New research shows that affordable and expanded daycare coverage in Norway has prompted more mothers to return to the workforce—and other countries may want to replicate their success.
By Michelle Nicholasen
To American parents struggling to find affordable childcare solutions, Norway might seem like a utopia: a place where parents who want affordable daycare, get it—or receive a cash payment if they don’t use it.
Norway has long provided subsidized daycare for children aged three and older. But the years between 2002 and 2008 were a time of sweeping reform. In 2002, the government increased federal financing for daycare, and it expanded full-time daycare services to include babies at the tender age of one. The aim was to get more mothers back into the workforce.
To find out if this radical reform achieved its goals, Weatherhead Center Postdoctoral Fellow Øyvind Skorge, and his colleague Henning Finseraas, both researchers at the Institute of Social Research in Oslo, evaluated and measured the effects that the reform had on working women.
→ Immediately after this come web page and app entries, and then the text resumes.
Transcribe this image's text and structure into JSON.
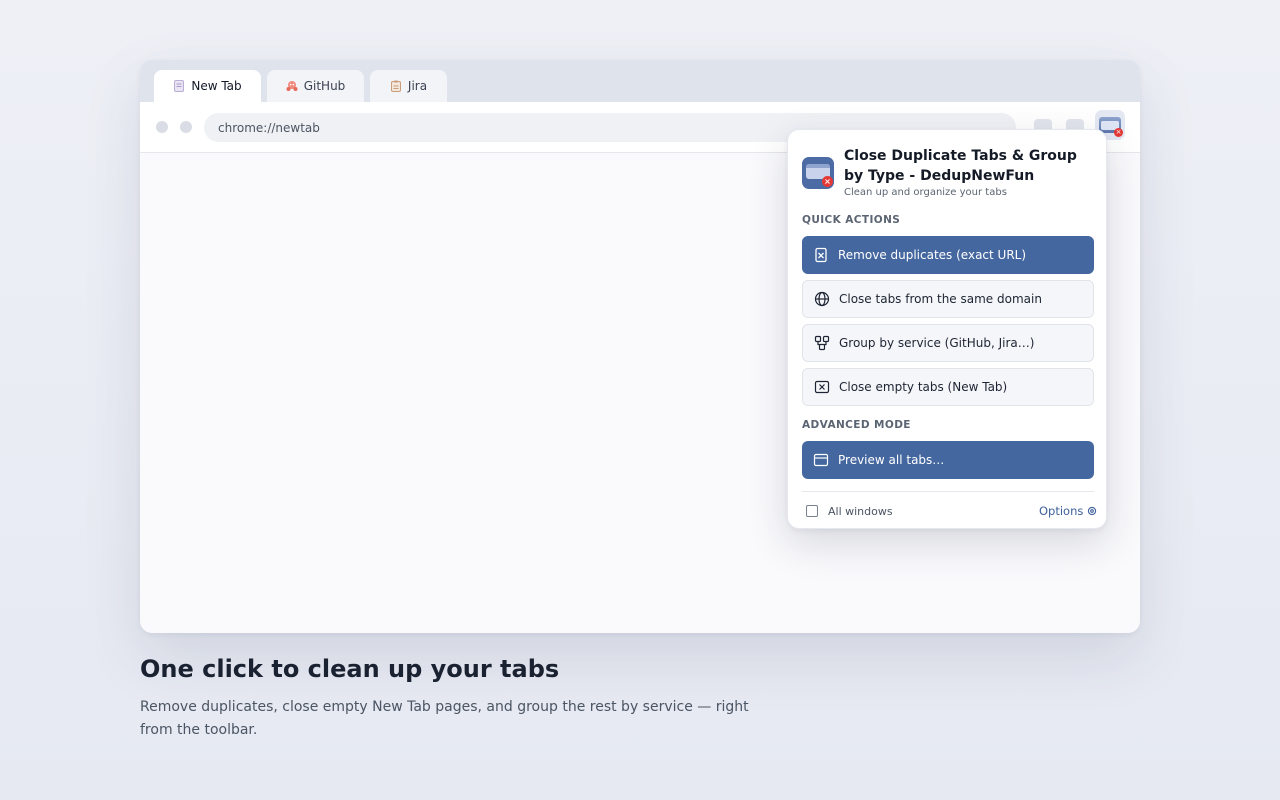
{
  "browser": {
    "tabs": [
      {
        "label": "New Tab",
        "icon": "page-icon"
      },
      {
        "label": "GitHub",
        "icon": "github-octocat-icon"
      },
      {
        "label": "Jira",
        "icon": "clipboard-icon"
      }
    ],
    "address": "chrome://newtab"
  },
  "popup": {
    "title": "Close Duplicate Tabs & Group by Type - DedupNewFun",
    "subtitle": "Clean up and organize your tabs",
    "quick_actions_heading": "QUICK ACTIONS",
    "actions": [
      {
        "label": "Remove duplicates (exact URL)",
        "icon": "duplicate-doc-icon",
        "style": "primary"
      },
      {
        "label": "Close tabs from the same domain",
        "icon": "globe-icon",
        "style": "secondary"
      },
      {
        "label": "Group by service (GitHub, Jira…)",
        "icon": "group-icon",
        "style": "secondary"
      },
      {
        "label": "Close empty tabs (New Tab)",
        "icon": "close-box-icon",
        "style": "secondary"
      }
    ],
    "advanced_heading": "ADVANCED MODE",
    "preview_label": "Preview all tabs…",
    "all_windows_label": "All windows",
    "all_windows_checked": false,
    "options_label": "Options",
    "accent_color": "#4567a0"
  },
  "marketing": {
    "headline": "One click to clean up your tabs",
    "description": "Remove duplicates, close empty New Tab pages, and group the rest by service — right from the toolbar."
  }
}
Their study found that expanded full-time daycare not only helped women attain higher level positions, but also increased their aspirations about work.... Read more about More Care for the Kids, Better Careers for the Moms